Sofyan, S.E.; Hu, E.; Kotousov, A.; Riayatsyah, T.M.I.; Thaib, R. Mathematical Modelling and Operational Analysis of Combined Vertical–Horizontal Heat Exchanger for Shallow Geothermal Energy Application in Cooling Mode. *Energies* **2020**, *13*, 6598.
https://doi.org/10.3390/en13246598

**AMA Style**

Sofyan SE, Hu E, Kotousov A, Riayatsyah TMI, Thaib R. Mathematical Modelling and Operational Analysis of Combined Vertical–Horizontal Heat Exchanger for Shallow Geothermal Energy Application in Cooling Mode. *Energies*. 2020; 13(24):6598.
https://doi.org/10.3390/en13246598

**Chicago/Turabian Style**

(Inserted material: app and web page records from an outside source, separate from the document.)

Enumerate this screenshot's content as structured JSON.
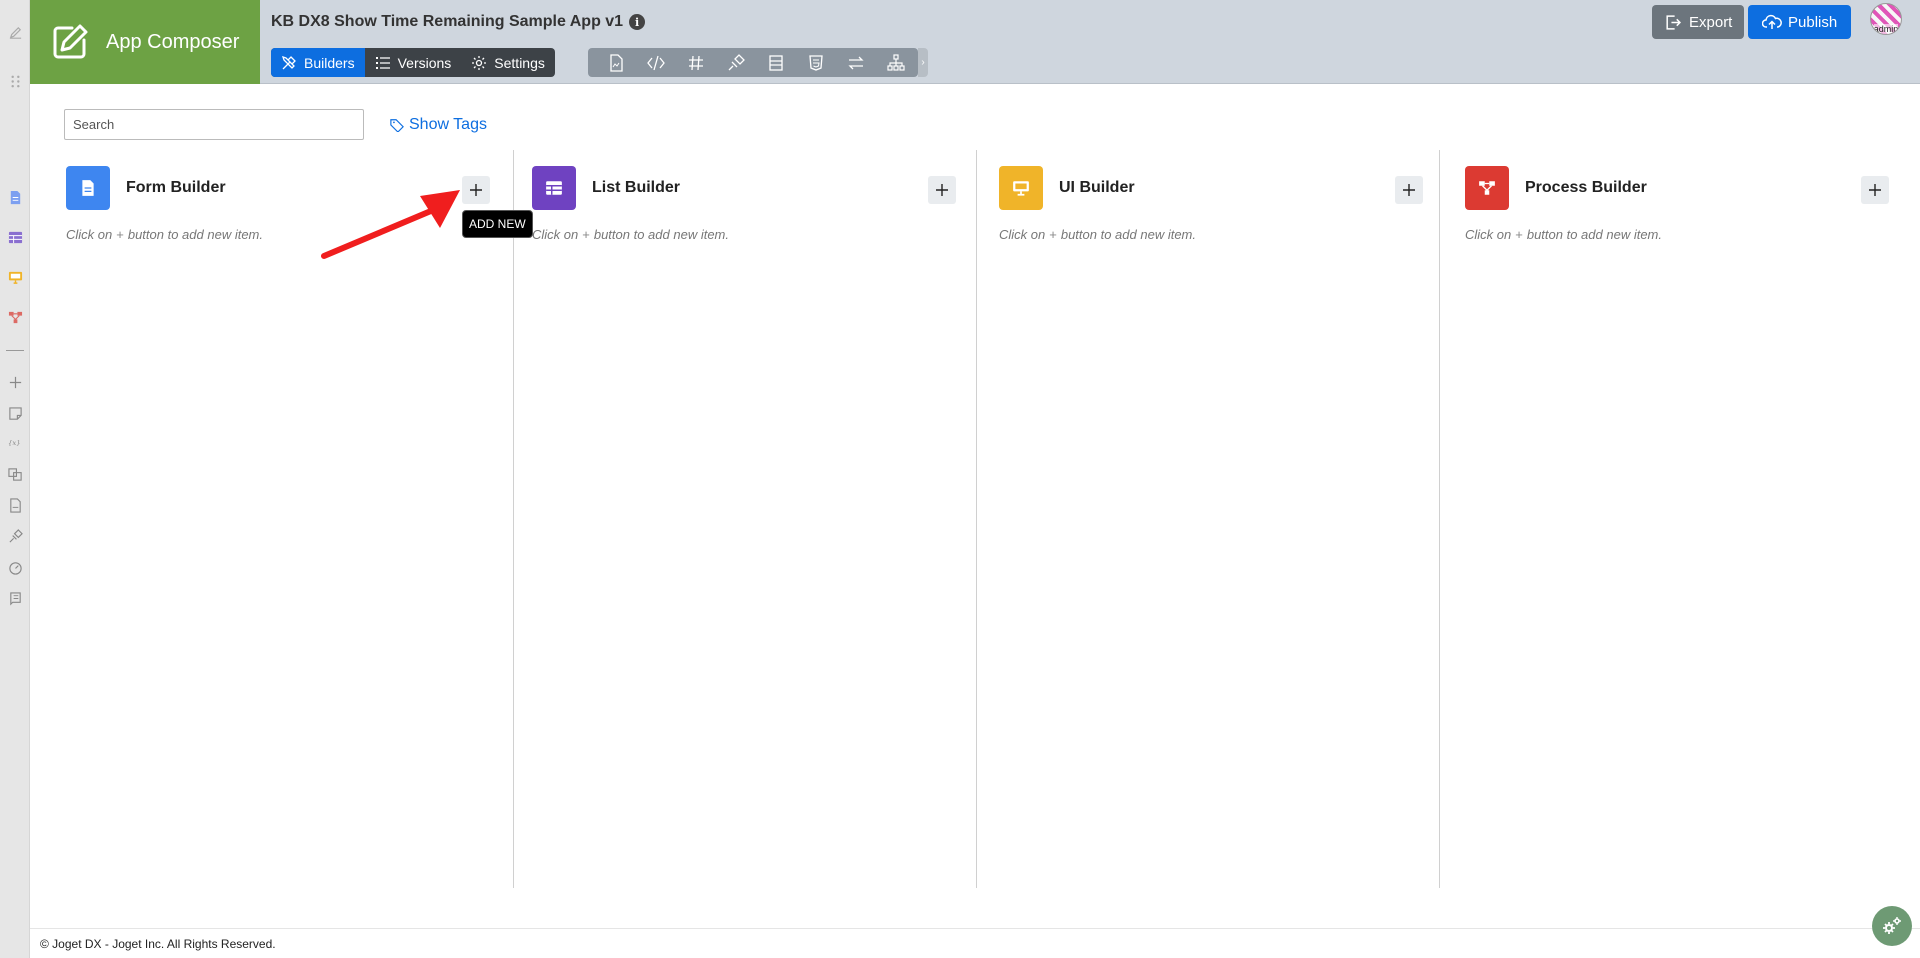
{
  "header": {
    "brand": "App Composer",
    "app_title": "KB DX8 Show Time Remaining Sample App v1",
    "tabs": [
      {
        "label": "Builders",
        "active": true
      },
      {
        "label": "Versions",
        "active": false
      },
      {
        "label": "Settings",
        "active": false
      }
    ],
    "export_label": "Export",
    "publish_label": "Publish",
    "avatar_text": "admin"
  },
  "toolbar_icons": [
    "pdf-file-icon",
    "code-icon",
    "hash-icon",
    "plugin-icon",
    "list-table-icon",
    "html5-icon",
    "swap-arrows-icon",
    "sitemap-icon"
  ],
  "search": {
    "placeholder": "Search"
  },
  "show_tags": "Show Tags",
  "columns": [
    {
      "title": "Form Builder",
      "color": "#3e86f0",
      "hint_before": "Click on",
      "hint_after": "button to add new item."
    },
    {
      "title": "List Builder",
      "color": "#6f42c1",
      "hint_before": "Click on",
      "hint_after": "button to add new item."
    },
    {
      "title": "UI Builder",
      "color": "#f0b429",
      "hint_before": "Click on",
      "hint_after": "button to add new item."
    },
    {
      "title": "Process Builder",
      "color": "#dc3a32",
      "hint_before": "Click on",
      "hint_after": "button to add new item."
    }
  ],
  "tooltip": "ADD NEW",
  "hint_plus": "+",
  "footer": "© Joget DX - Joget Inc. All Rights Reserved.",
  "colors": {
    "brand": "#6da244",
    "primary": "#0d6ee0",
    "header_bg": "#cfd6de",
    "arrow": "#f01e1e"
  }
}
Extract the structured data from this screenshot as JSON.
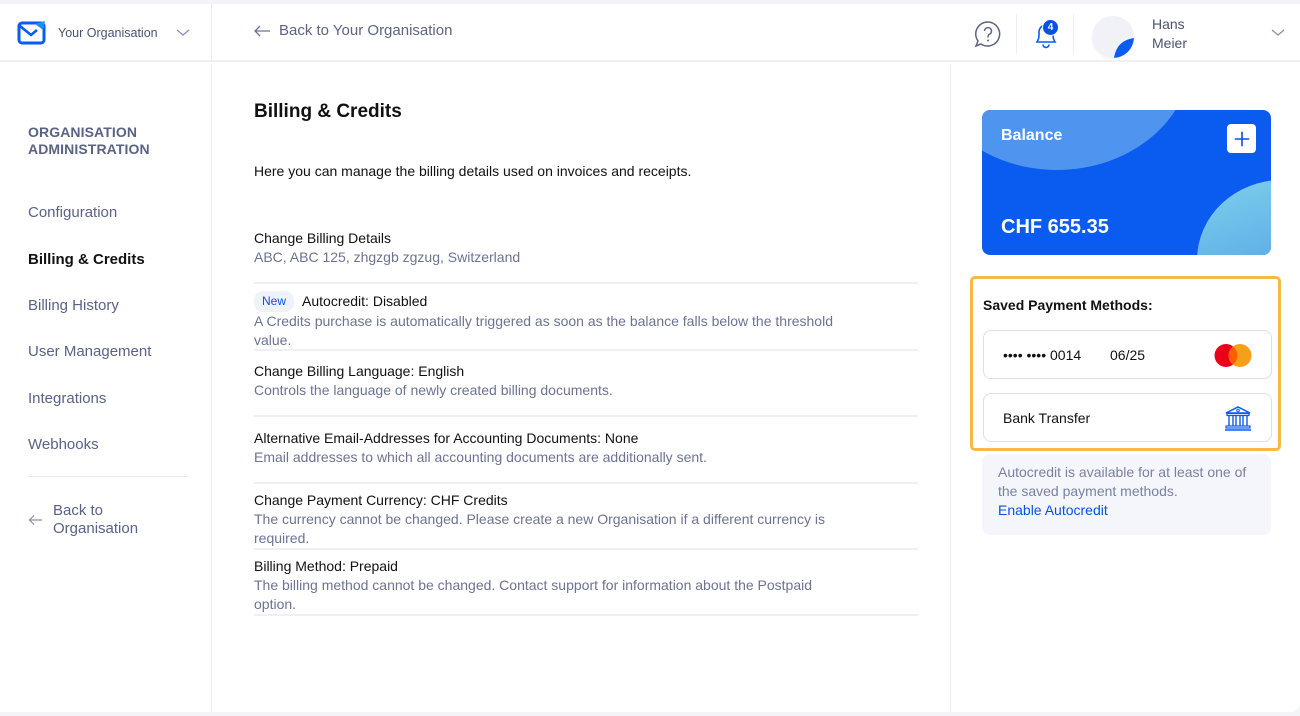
{
  "header": {
    "org_name": "Your Organisation",
    "back_link": "Back to Your Organisation",
    "notifications_count": "4",
    "user_first": "Hans",
    "user_last": "Meier"
  },
  "sidebar": {
    "title_line1": "ORGANISATION",
    "title_line2": "ADMINISTRATION",
    "items": [
      {
        "label": "Configuration",
        "active": false
      },
      {
        "label": "Billing & Credits",
        "active": true
      },
      {
        "label": "Billing History",
        "active": false
      },
      {
        "label": "User Management",
        "active": false
      },
      {
        "label": "Integrations",
        "active": false
      },
      {
        "label": "Webhooks",
        "active": false
      }
    ],
    "back_line1": "Back to",
    "back_line2": "Organisation"
  },
  "main": {
    "title": "Billing & Credits",
    "intro": "Here you can manage the billing details used on invoices and receipts.",
    "settings": [
      {
        "title": "Change Billing Details",
        "desc": "ABC, ABC 125, zhgzgb zgzug, Switzerland"
      },
      {
        "badge": "New",
        "title": "Autocredit: Disabled",
        "desc": "A Credits purchase is automatically triggered as soon as the balance falls below the threshold value."
      },
      {
        "title": "Change Billing Language: English",
        "desc": "Controls the language of newly created billing documents."
      },
      {
        "title": "Alternative Email-Addresses for Accounting Documents: None",
        "desc": "Email addresses to which all accounting documents are additionally sent."
      },
      {
        "title": "Change Payment Currency: CHF Credits",
        "desc": "The currency cannot be changed. Please create a new Organisation if a different currency is required."
      },
      {
        "title": "Billing Method: Prepaid",
        "desc": "The billing method cannot be changed. Contact support for information about the Postpaid option."
      }
    ]
  },
  "balance": {
    "label": "Balance",
    "amount": "CHF 655.35",
    "accent": "#0a5bf0"
  },
  "payment_methods": {
    "title": "Saved Payment Methods:",
    "card": {
      "number": "•••• •••• 0014",
      "expiry": "06/25",
      "brand_icon": "mastercard-icon"
    },
    "bank": {
      "label": "Bank Transfer",
      "icon": "bank-icon"
    },
    "highlight_color": "#f6b946"
  },
  "autocredit_info": {
    "text": "Autocredit is available for at least one of the saved payment methods.",
    "link": "Enable Autocredit"
  }
}
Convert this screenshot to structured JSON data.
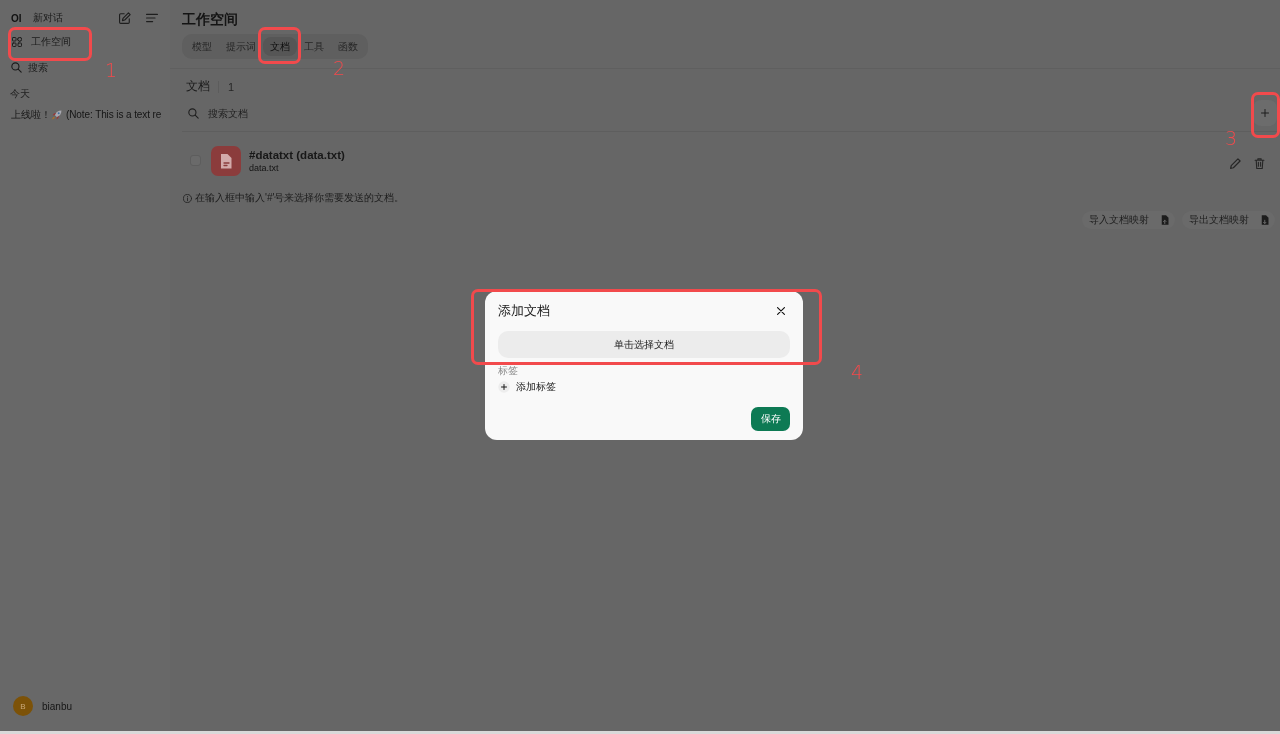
{
  "sidebar": {
    "logo": "OI",
    "new_chat": "新对话",
    "workspace": "工作空间",
    "search_placeholder": "搜索",
    "section": "今天",
    "chats": [
      {
        "title_start": "上线啦！",
        "title_end": "(Note: This is a text re"
      }
    ],
    "user": {
      "initial": "B",
      "name": "bianbu"
    }
  },
  "header": {
    "title": "工作空间",
    "tabs": [
      {
        "label": "模型",
        "selected": false
      },
      {
        "label": "提示词",
        "selected": false
      },
      {
        "label": "文档",
        "selected": true
      },
      {
        "label": "工具",
        "selected": false
      },
      {
        "label": "函数",
        "selected": false
      }
    ]
  },
  "documents": {
    "title": "文档",
    "count": "1",
    "search_placeholder": "搜索文档",
    "items": [
      {
        "title": "#datatxt (data.txt)",
        "filename": "data.txt",
        "checked": false
      }
    ],
    "hint": "在输入框中输入'#'号来选择你需要发送的文档。",
    "buttons": [
      {
        "label": "导入文档映射",
        "kind": "import"
      },
      {
        "label": "导出文档映射",
        "kind": "export"
      }
    ]
  },
  "modal": {
    "title": "添加文档",
    "choose_button": "单击选择文档",
    "tags_label": "标签",
    "add_tag": "添加标签",
    "save": "保存"
  },
  "annotations": [
    {
      "label": "1"
    },
    {
      "label": "2"
    },
    {
      "label": "3"
    },
    {
      "label": "4"
    }
  ]
}
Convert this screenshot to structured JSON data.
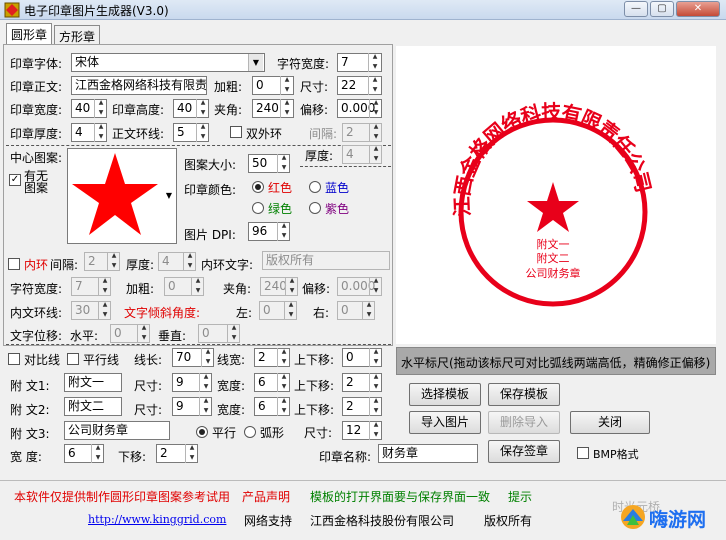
{
  "window": {
    "title": "电子印章图片生成器(V3.0)"
  },
  "tabs": [
    "圆形章",
    "方形章"
  ],
  "seal_font": {
    "label": "印章字体:",
    "value": "宋体"
  },
  "char_width": {
    "label": "字符宽度:",
    "value": "7"
  },
  "seal_text": {
    "label": "印章正文:",
    "value": "江西金格网络科技有限责"
  },
  "bold": {
    "label": "加粗:",
    "value": "0"
  },
  "size": {
    "label": "尺寸:",
    "value": "22"
  },
  "seal_width": {
    "label": "印章宽度:",
    "value": "40"
  },
  "seal_height": {
    "label": "印章高度:",
    "value": "40"
  },
  "angle": {
    "label": "夹角:",
    "value": "240"
  },
  "offset": {
    "label": "偏移:",
    "value": "0.000"
  },
  "seal_thickness": {
    "label": "印章厚度:",
    "value": "4"
  },
  "text_ring_distance": {
    "label": "正文环线:",
    "value": "5"
  },
  "double_ring": {
    "label": "双外环"
  },
  "gap": {
    "label": "间隔:",
    "value": "2"
  },
  "thickness2": {
    "label": "厚度:",
    "value": "4"
  },
  "center_image": {
    "label": "中心图案:",
    "has_label_1": "有无",
    "has_label_2": "图案",
    "checked": true
  },
  "image_size": {
    "label": "图案大小:",
    "value": "50"
  },
  "seal_color": {
    "label": "印章颜色:",
    "options": [
      "红色",
      "蓝色",
      "绿色",
      "紫色"
    ],
    "selected": "红色"
  },
  "dpi": {
    "label": "图片 DPI:",
    "value": "96"
  },
  "inner_ring": {
    "label": "内环",
    "gap_label": "间隔:",
    "gap_value": "2",
    "thickness_label": "厚度:",
    "thickness_value": "4",
    "text_label": "内环文字:",
    "text_value": "版权所有"
  },
  "inner_char_width": {
    "label": "字符宽度:",
    "value": "7"
  },
  "inner_bold": {
    "label": "加粗:",
    "value": "0"
  },
  "inner_angle": {
    "label": "夹角:",
    "value": "240"
  },
  "inner_offset": {
    "label": "偏移:",
    "value": "0.000"
  },
  "inner_text_ring": {
    "label": "内文环线:",
    "value": "30"
  },
  "text_tilt": {
    "label": "文字倾斜角度:",
    "left_label": "左:",
    "left_value": "0",
    "right_label": "右:",
    "right_value": "0"
  },
  "text_shift": {
    "label": "文字位移:",
    "h_label": "水平:",
    "h_value": "0",
    "v_label": "垂直:",
    "v_value": "0"
  },
  "line_opts": {
    "contrast_label": "对比线",
    "parallel_label": "平行线",
    "length_label": "线长:",
    "length_value": "70",
    "width_label": "线宽:",
    "width_value": "2",
    "updown_label": "上下移:",
    "updown_value": "0"
  },
  "attached1": {
    "label": "附  文1:",
    "value": "附文一",
    "size_label": "尺寸:",
    "size_value": "9",
    "width_label": "宽度:",
    "width_value": "6",
    "updown_label": "上下移:",
    "updown_value": "2"
  },
  "attached2": {
    "label": "附  文2:",
    "value": "附文二",
    "size_label": "尺寸:",
    "size_value": "9",
    "width_label": "宽度:",
    "width_value": "6",
    "updown_label": "上下移:",
    "updown_value": "2"
  },
  "attached3": {
    "label": "附  文3:",
    "value": "公司财务章",
    "parallel_label": "平行",
    "arc_label": "弧形",
    "size_label": "尺寸:",
    "size_value": "12"
  },
  "width_row": {
    "label": "宽    度:",
    "value": "6",
    "down_label": "下移:",
    "down_value": "2"
  },
  "seal_name": {
    "label": "印章名称:",
    "value": "财务章"
  },
  "ruler_hint": "水平标尺(拖动该标尺可对比弧线两端高低，精确修正偏移)",
  "buttons": {
    "select_template": "选择模板",
    "save_template": "保存模板",
    "import_image": "导入图片",
    "delete_import": "删除导入",
    "close": "关闭",
    "save_seal": "保存签章",
    "bmp_format": "BMP格式"
  },
  "seal_preview": {
    "ring_text": "江西金格网络科技有限责任公司",
    "line1": "附文一",
    "line2": "附文二",
    "line3": "公司财务章"
  },
  "footer": {
    "notice": "本软件仅提供制作圆形印章图案参考试用",
    "statement": "产品声明",
    "tip_text": "模板的打开界面要与保存界面一致",
    "tip": "提示",
    "url": "http://www.kinggrid.com",
    "support": "网络支持",
    "company": "江西金格科技股份有限公司",
    "copyright": "版权所有"
  },
  "watermark": {
    "text": "嗨游网",
    "sub": "时光元桥"
  },
  "colors": {
    "red": "#ff0000",
    "seal_red": "#e8001a",
    "green": "#008000"
  }
}
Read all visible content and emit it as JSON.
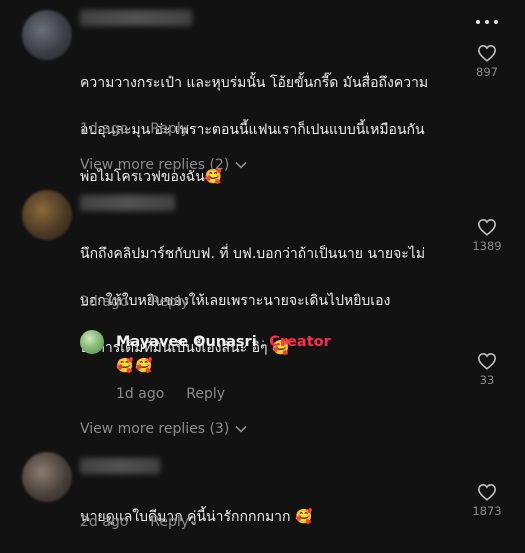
{
  "comments": [
    {
      "text": "ความวางกระเป๋า และหุบร่มนั้น โอ้ยขั้นกรี๊ด มันสื่อถึงความอบอุนละมุน อ่ะ เพราะตอนนี้แฟนเราก็เปนแบบนี้เหมือนกัน พ่อไม่โครเวฟของฉัน🥰",
      "line1": "ความวางกระเป๋า และหุบร่มนั้น โอ้ยขั้นกรี๊ด มันสื่อถึงความ",
      "line2": "อบอุนละมุน อ่ะ เพราะตอนนี้แฟนเราก็เปนแบบนี้เหมือนกัน",
      "line3": "พ่อไมโครเวฟของฉัน🥰",
      "time": "1d ago",
      "reply": "Reply",
      "likes": "897",
      "view_replies": "View more replies (2)"
    },
    {
      "line1": "นึกถึงคลิปมาร์ชกับบฟ. ที่ บฟ.บอกว่าถ้าเป็นนาย นายจะไม่",
      "line2": "บอกให้ใบหยิบของให้เลยเพราะนายจะเดินไปหยิบเอง",
      "line3": "บริการเต็มที่มันเป็นงี้เองสินะ อิๆ 🥰",
      "time": "2d ago",
      "reply": "Reply",
      "likes": "1389",
      "view_replies": "View more replies (3)"
    },
    {
      "line1": "นายดูแลใบดีมาก คู่นี้น่ารักกกกมาก 🥰",
      "time": "2d ago",
      "reply": "Reply",
      "likes": "1873"
    }
  ],
  "creator_reply": {
    "name": "Mayavee Ounasri",
    "separator": "·",
    "badge": "Creator",
    "text": "🥰🥰",
    "time": "1d ago",
    "reply": "Reply",
    "likes": "33"
  },
  "colors": {
    "background": "#121212",
    "creator_badge": "#fe2c55",
    "muted": "#8a8a8a"
  },
  "icons": {
    "more": "more-horizontal-icon",
    "like": "heart-outline-icon",
    "expand": "chevron-down-icon"
  }
}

Sofyan, Sarwo Edhy, Eric Hu, Andrei Kotousov, Teuku Meurah Indra Riayatsyah, and Razali Thaib. 2020. "Mathematical Modelling and Operational Analysis of Combined Vertical–Horizontal Heat Exchanger for Shallow Geothermal Energy Application in Cooling Mode" *Energies* 13, no. 24: 6598.
https://doi.org/10.3390/en13246598